Dzeko also had the most touches of any Roma player (60), the most passes, and cleared the danger inside Roma’s box 3 times, while making 2 blocks and 1 interception.

The only blot on his copy-book? He should be level with Rodolfo Volk in the Roma all-time scorers list, but isntead sent a great opportunity into the stands in the second half.

Just the one goal on the night was enough to pull clear of Pedro Manfredini and become Roma’s outright 5th-highest goalscorer. When you look at Edin Dzeko’s assists + goals per games ratio this season, combined with his defensive effort, you can’t ask for more at 34 years old.

While that doesn’t necessarily make Dzeko the most suited for Roma’s ideals going forward (his touch with his feet is still sloppy), it’s self-explanatory as to why teams like Inter Milan are still doggedly pursuing Dzeko’s signature. He deserves to win a trophy in Italy, hopefully in Rome.


Roma stay in the capital this week, welcoming Inter Milan at home this coming Sunday. Win that game and we’re finally talking about some newfound momentum in this 3-5-2 (or 3-4-2-1 or 3-4-1-2) direct football era of Fonseca’s first season.

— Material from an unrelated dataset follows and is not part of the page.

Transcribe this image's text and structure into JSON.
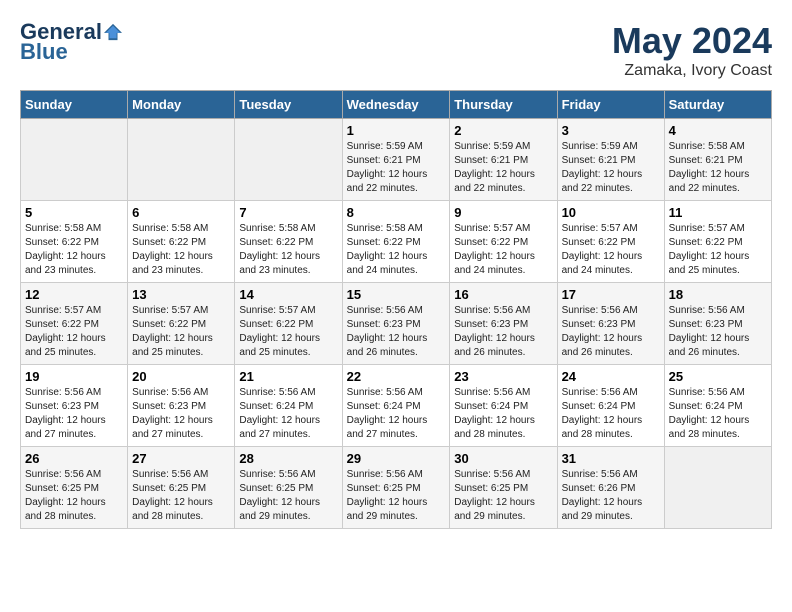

But lose that game, or park the bus like Roma did away to Nerazzuri earlier this season, and the domestic season will have written itself to a conclusion.